Ultimately Perot could not recover from the worst move of his campaign: dropping out in July. On Election Day he received just short of 19% of the popular vote, and received no electoral votes because his remaining support was not concentrated enough in any state to actually win it. Bill Clinton won the election with 43% of the popular vote to Bush’s 37.4%, and 370 electoral votes to Bush’s 168.
There are many lessons that we could take from Ross Perot’s failed bid for the White House, but that a third party candidate can never win an election is a rather funny one. Things could have gone very differently if Perot had been more strategic about winning concentrated support in key states, or listened to the advice of his campaign managers on how to deal with negative press, and most of all, if he had not chosen to withdraw for two crucial months leading up to the election. All in all, considering that fact that he had no political experience, that his support was largely grass-roots, that he did not have the backing of any established political party, and the hit that his image took by withdrawing and re-entering, getting almost a fifth of the popular vote was really quite an extraordinary accomplishment.
Ross Perot, instead of teaching us just how plausible it still is to threaten the Republican/Democrat stranglehold on American politics, has become a kind of political morality tale. He is the boogie man that the Republican Party uses to scare wayward children who think about straying too far from home — a rather ironic message from a party that began outside the major-party circle.
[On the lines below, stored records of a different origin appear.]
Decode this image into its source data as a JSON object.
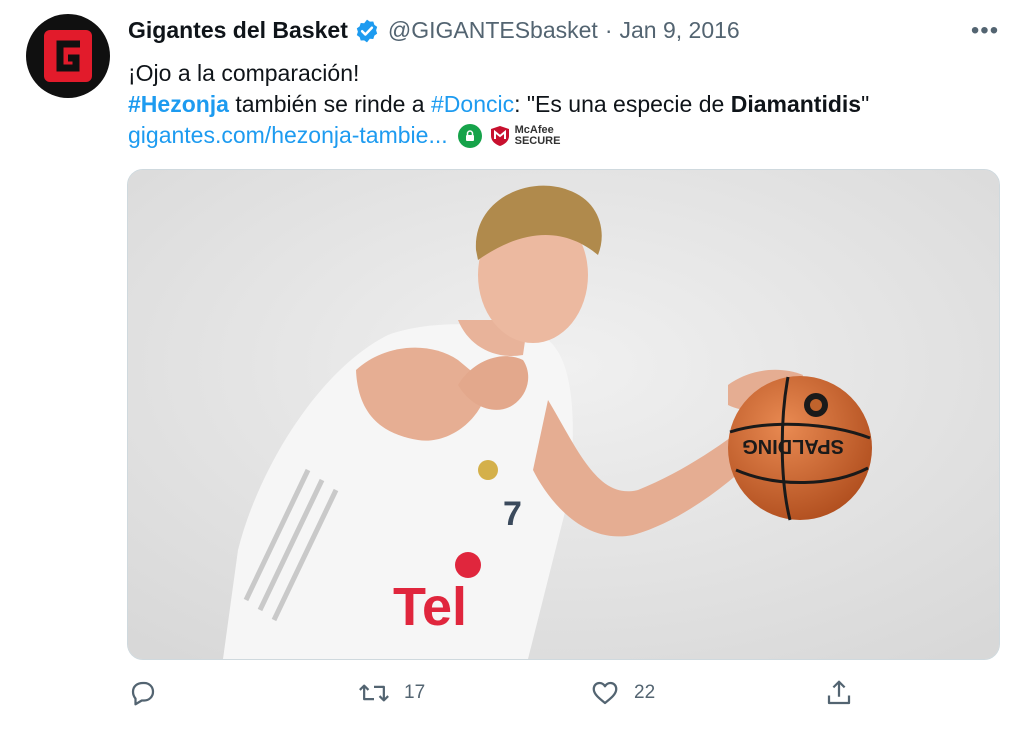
{
  "tweet": {
    "author_name": "Gigantes del Basket",
    "author_handle": "@GIGANTESbasket",
    "separator": "·",
    "date": "Jan 9, 2016",
    "more_label": "•••",
    "line1": "¡Ojo a la comparación!",
    "line2": {
      "hashtag1": "#Hezonja",
      "text1": " también se rinde a ",
      "hashtag2": "#Doncic",
      "text2": ": \"Es una especie de ",
      "bold": "Diamantidis",
      "text3": "\""
    },
    "link": "gigantes.com/hezonja-tambie...",
    "mcafee_line1": "McAfee",
    "mcafee_line2": "SECURE",
    "avatar_letter": "G",
    "image_alt": "Player in white jersey number 7 pointing forward while dribbling a basketball",
    "jersey_number": "7",
    "ball_brand": "SPALDING",
    "jersey_sponsor": "Tel"
  },
  "actions": {
    "reply_count": "",
    "retweet_count": "17",
    "like_count": "22"
  },
  "colors": {
    "accent": "#1d9bf0",
    "secondary_text": "#536471",
    "verified": "#1d9bf0",
    "avatar_red": "#e21b2b"
  },
  "icons": {
    "reply": "reply-icon",
    "retweet": "retweet-icon",
    "like": "heart-icon",
    "share": "share-icon",
    "verified": "verified-badge-icon",
    "lock": "lock-icon",
    "more": "more-icon"
  }
}
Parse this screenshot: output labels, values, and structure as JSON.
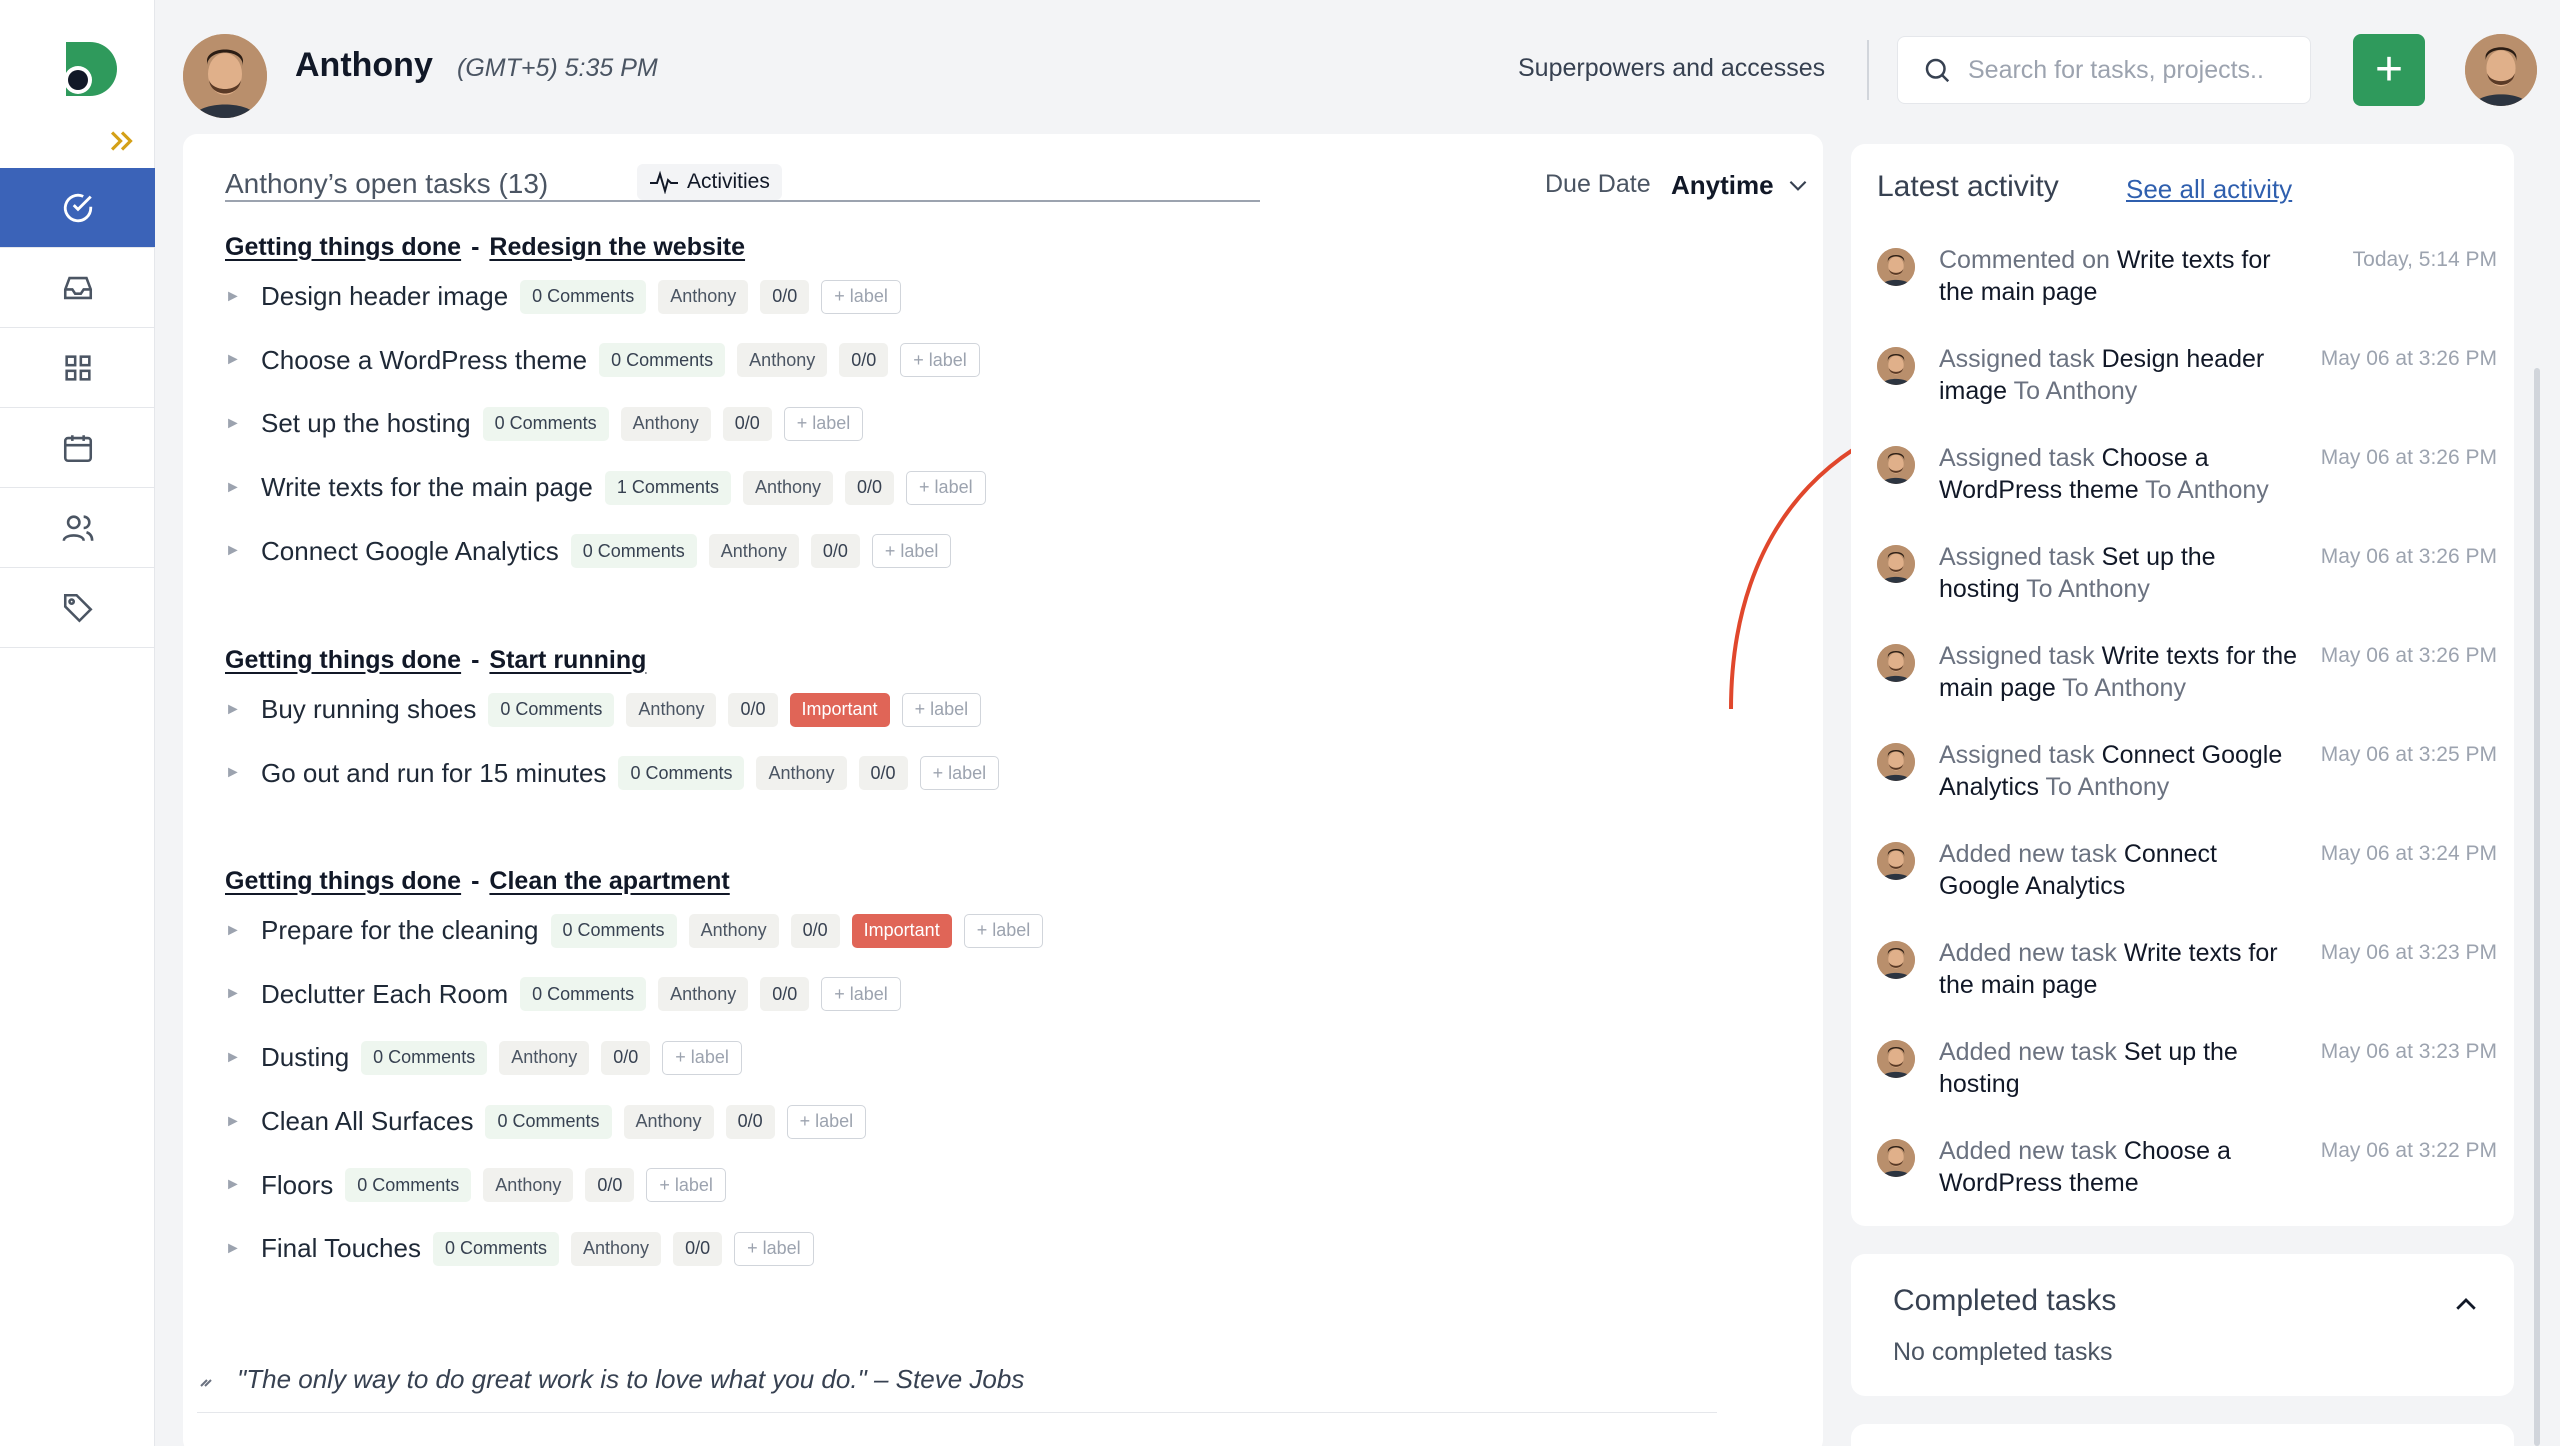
{
  "user": {
    "name": "Anthony",
    "timezone_time": "(GMT+5)  5:35 PM"
  },
  "header": {
    "superpowers_label": "Superpowers and accesses",
    "search_placeholder": "Search for tasks, projects..",
    "add_label": "+"
  },
  "nav": {
    "items": [
      {
        "icon": "check-circle-icon",
        "active": true
      },
      {
        "icon": "inbox-icon",
        "active": false
      },
      {
        "icon": "grid-icon",
        "active": false
      },
      {
        "icon": "calendar-icon",
        "active": false
      },
      {
        "icon": "users-icon",
        "active": false
      },
      {
        "icon": "tag-icon",
        "active": false
      }
    ]
  },
  "tasks_panel": {
    "title": "Anthony’s open tasks (13)",
    "activities_label": "Activities",
    "due_date_label": "Due Date",
    "due_date_value": "Anytime",
    "groups": [
      {
        "project": "Getting things done",
        "separator": "-",
        "list": "Redesign the website",
        "tasks": [
          {
            "name": "Design header image",
            "comments": "0 Comments",
            "assignee": "Anthony",
            "subtasks": "0/0",
            "important": "",
            "add_label": "+ label"
          },
          {
            "name": "Choose a WordPress theme",
            "comments": "0 Comments",
            "assignee": "Anthony",
            "subtasks": "0/0",
            "important": "",
            "add_label": "+ label"
          },
          {
            "name": "Set up the hosting",
            "comments": "0 Comments",
            "assignee": "Anthony",
            "subtasks": "0/0",
            "important": "",
            "add_label": "+ label"
          },
          {
            "name": "Write texts for the main page",
            "comments": "1 Comments",
            "assignee": "Anthony",
            "subtasks": "0/0",
            "important": "",
            "add_label": "+ label"
          },
          {
            "name": "Connect Google Analytics",
            "comments": "0 Comments",
            "assignee": "Anthony",
            "subtasks": "0/0",
            "important": "",
            "add_label": "+ label"
          }
        ]
      },
      {
        "project": "Getting things done",
        "separator": "-",
        "list": "Start running",
        "tasks": [
          {
            "name": "Buy running shoes",
            "comments": "0 Comments",
            "assignee": "Anthony",
            "subtasks": "0/0",
            "important": "Important",
            "add_label": "+ label"
          },
          {
            "name": "Go out and run for 15 minutes",
            "comments": "0 Comments",
            "assignee": "Anthony",
            "subtasks": "0/0",
            "important": "",
            "add_label": "+ label"
          }
        ]
      },
      {
        "project": "Getting things done",
        "separator": "-",
        "list": "Clean the apartment",
        "tasks": [
          {
            "name": "Prepare for the cleaning",
            "comments": "0 Comments",
            "assignee": "Anthony",
            "subtasks": "0/0",
            "important": "Important",
            "add_label": "+ label"
          },
          {
            "name": "Declutter Each Room",
            "comments": "0 Comments",
            "assignee": "Anthony",
            "subtasks": "0/0",
            "important": "",
            "add_label": "+ label"
          },
          {
            "name": "Dusting",
            "comments": "0 Comments",
            "assignee": "Anthony",
            "subtasks": "0/0",
            "important": "",
            "add_label": "+ label"
          },
          {
            "name": "Clean All Surfaces",
            "comments": "0 Comments",
            "assignee": "Anthony",
            "subtasks": "0/0",
            "important": "",
            "add_label": "+ label"
          },
          {
            "name": "Floors",
            "comments": "0 Comments",
            "assignee": "Anthony",
            "subtasks": "0/0",
            "important": "",
            "add_label": "+ label"
          },
          {
            "name": "Final Touches",
            "comments": "0 Comments",
            "assignee": "Anthony",
            "subtasks": "0/0",
            "important": "",
            "add_label": "+ label"
          }
        ]
      }
    ],
    "quote": "\"The only way to do great work is to love what you do.\" – Steve Jobs"
  },
  "activity": {
    "title": "Latest activity",
    "see_all": "See all activity",
    "items": [
      {
        "action": "Commented on ",
        "object": "Write texts for the main page",
        "target": "",
        "time": "Today, 5:14 PM"
      },
      {
        "action": "Assigned task ",
        "object": "Design header image",
        "target": " To Anthony",
        "time": "May 06 at 3:26 PM"
      },
      {
        "action": "Assigned task ",
        "object": "Choose a WordPress theme",
        "target": " To Anthony",
        "time": "May 06 at 3:26 PM"
      },
      {
        "action": "Assigned task ",
        "object": "Set up the hosting",
        "target": " To Anthony",
        "time": "May 06 at 3:26 PM"
      },
      {
        "action": "Assigned task ",
        "object": "Write texts for the main page",
        "target": " To Anthony",
        "time": "May 06 at 3:26 PM"
      },
      {
        "action": "Assigned task ",
        "object": "Connect Google Analytics",
        "target": " To Anthony",
        "time": "May 06 at 3:25 PM"
      },
      {
        "action": "Added new task ",
        "object": "Connect Google Analytics",
        "target": "",
        "time": "May 06 at 3:24 PM"
      },
      {
        "action": "Added new task ",
        "object": "Write texts for the main page",
        "target": "",
        "time": "May 06 at 3:23 PM"
      },
      {
        "action": "Added new task ",
        "object": "Set up the hosting",
        "target": "",
        "time": "May 06 at 3:23 PM"
      },
      {
        "action": "Added new task ",
        "object": "Choose a WordPress theme",
        "target": "",
        "time": "May 06 at 3:22 PM"
      }
    ]
  },
  "completed": {
    "title": "Completed tasks",
    "empty_text": "No completed tasks"
  },
  "colors": {
    "nav_active": "#3b63b8",
    "add_button": "#2f9a5c",
    "important": "#e06557",
    "link": "#2f5fae",
    "arrow": "#e0472c",
    "accent_gold": "#d4a017"
  }
}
What I’ve hoped to illustrate is that, in American politics, although things do eventually shake down to two, major parties, these parties do not have to be, and have not always been, the same two parties. Parties change and evolve, and rise and fall. This allows the country to evolve in a healthy, democratic way. Third parties can force a complacent major party to reform, or, like the Republican Party, it can replace it and become the new major party.
Discounting non-major parties out of hand and demanding that voters pick a side will do one of two things: either it will cow America into accepting increasingly worse candidates every year, or will eventually irritate them so much that they will vote third party just to spite you.
I’m putting my money on option 2.